This is how abuse happens: because we let it.
Child sex abuse — and the willingness of loved ones to protect an abuser rather than address the possibility and persistence of abuse — is, as Lavery put it, “a very unique situation that happens all the time.” Lavery insisted his brother resign from all positions that gave him access to children, report his sexual proclivities to his former employers, and immediately seek therapy. Lavery and his wife Grace say they’ve received reports from Menlo Church members and that the Ortbergs “protected certain children from being alone with John III.”
Menlo Church and its senior pastor, John Ortberg Jr. have not protected their congregation’s children.

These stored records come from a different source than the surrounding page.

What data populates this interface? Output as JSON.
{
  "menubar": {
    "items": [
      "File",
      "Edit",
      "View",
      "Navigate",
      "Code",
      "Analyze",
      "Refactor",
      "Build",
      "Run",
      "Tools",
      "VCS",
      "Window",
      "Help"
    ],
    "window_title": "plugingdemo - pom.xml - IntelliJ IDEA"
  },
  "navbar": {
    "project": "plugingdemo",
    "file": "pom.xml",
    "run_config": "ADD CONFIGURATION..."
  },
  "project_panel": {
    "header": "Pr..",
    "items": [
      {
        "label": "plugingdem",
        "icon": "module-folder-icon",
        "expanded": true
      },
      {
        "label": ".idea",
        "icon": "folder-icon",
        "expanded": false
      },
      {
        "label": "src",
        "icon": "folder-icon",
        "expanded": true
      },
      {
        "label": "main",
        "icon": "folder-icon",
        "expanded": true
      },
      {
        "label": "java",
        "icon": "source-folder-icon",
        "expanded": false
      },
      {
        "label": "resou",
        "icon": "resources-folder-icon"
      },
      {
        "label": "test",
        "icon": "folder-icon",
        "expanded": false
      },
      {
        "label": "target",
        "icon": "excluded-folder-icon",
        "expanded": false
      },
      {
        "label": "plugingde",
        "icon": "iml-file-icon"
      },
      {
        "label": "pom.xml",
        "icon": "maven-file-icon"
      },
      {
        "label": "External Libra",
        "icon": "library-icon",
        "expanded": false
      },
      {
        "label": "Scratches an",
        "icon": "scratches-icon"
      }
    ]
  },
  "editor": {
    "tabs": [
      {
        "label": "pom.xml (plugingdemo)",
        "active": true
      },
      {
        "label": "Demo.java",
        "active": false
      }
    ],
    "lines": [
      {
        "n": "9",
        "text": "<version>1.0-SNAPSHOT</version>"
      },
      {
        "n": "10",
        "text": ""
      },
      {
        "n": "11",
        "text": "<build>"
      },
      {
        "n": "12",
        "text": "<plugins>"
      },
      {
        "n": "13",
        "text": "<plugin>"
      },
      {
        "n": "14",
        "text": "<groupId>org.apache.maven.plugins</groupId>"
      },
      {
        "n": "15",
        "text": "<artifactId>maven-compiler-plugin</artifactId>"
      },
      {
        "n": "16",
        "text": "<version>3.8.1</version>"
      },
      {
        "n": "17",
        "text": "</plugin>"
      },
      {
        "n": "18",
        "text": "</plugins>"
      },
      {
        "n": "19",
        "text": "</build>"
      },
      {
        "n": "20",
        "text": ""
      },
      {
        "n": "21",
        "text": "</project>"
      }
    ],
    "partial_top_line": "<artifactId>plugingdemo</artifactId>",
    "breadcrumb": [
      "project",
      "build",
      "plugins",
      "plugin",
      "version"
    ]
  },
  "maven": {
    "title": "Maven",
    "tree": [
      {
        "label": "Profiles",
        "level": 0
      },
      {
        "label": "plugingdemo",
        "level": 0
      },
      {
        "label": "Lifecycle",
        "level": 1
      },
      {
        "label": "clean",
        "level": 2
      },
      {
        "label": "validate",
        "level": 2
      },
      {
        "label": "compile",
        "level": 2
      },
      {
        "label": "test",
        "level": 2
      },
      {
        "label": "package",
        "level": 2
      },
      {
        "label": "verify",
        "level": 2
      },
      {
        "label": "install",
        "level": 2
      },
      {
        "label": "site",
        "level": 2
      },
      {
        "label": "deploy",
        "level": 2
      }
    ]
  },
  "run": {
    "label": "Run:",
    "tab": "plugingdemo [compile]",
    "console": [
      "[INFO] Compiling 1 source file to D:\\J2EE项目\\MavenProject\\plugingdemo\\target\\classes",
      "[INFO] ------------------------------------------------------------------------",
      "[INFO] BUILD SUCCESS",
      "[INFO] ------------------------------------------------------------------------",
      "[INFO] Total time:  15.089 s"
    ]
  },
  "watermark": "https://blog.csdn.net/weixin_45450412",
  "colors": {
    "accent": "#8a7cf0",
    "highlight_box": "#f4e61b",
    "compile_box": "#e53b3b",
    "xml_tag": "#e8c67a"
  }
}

Feminist scholar Sara Ahmed teaches us that “when you expose a problem you pose a problem.” When we cannot deny abuse, we try to shift the narrative onto religion itself, as I argue in Abusing Religion; onto pornography; or, in the case of Daniel and Grace Lavery’s demand that the Ortbergs be held to account, onto gender difference.
While Rabbi Danya Ruttenberg calls the Laverys’ “choice to speak” “profoundly holy,” Ortberg Jr. and Menlo Church elders implied that the Laverys’ gender transitions invalidate their moral standing to demand accountability. Ortberg Jr. equated pedophila with homosexuality – implying, one assumes, that both his sons were equally culpable, equally perverse, in the eyes of God.
Menlo Church elder Beth Seabolt reassured Grace that Ortberg Jr. “loves gays and transgenders;” Grace called these “a church’s sweet words of support for queer and trans people mask[ing] a casually death-oriented fantasy” – that is, “Seabolt’s fantasy that only Christ can save queers [and pedophiles, presumably?] from suicide.” Daniel says Seabolt “responded to my [February 2020] comments by smearing me…insinuating I was mentally unstable because I am trans.” The Laverys feel Menlo Church has responded to their concerns by “covering up for its own abusers” and “smear[ing] the reporter.”
This approach, as the Laverys note, is unsurprising. We do not know how to talk about abuse, so we would prefer not to. We change the story to make the problem religion, or gender difference, or anyone who insists we hold abusers we love to account.
Abuse happens because we let it happen. The Laverys’ imperative for transparency and accountability should be the norm. It is not. Instead, their call for reparative justice met with transphobia and the risk of legal retaliation. How nearly impossible we make it to address abuse, and how easy it is to do nothing at all.
“It should not be this hard,” Daniel Lavery tweeted. “It should not take this much, or this long.”
But it is, and it does, and will continue to do so as long as we let it.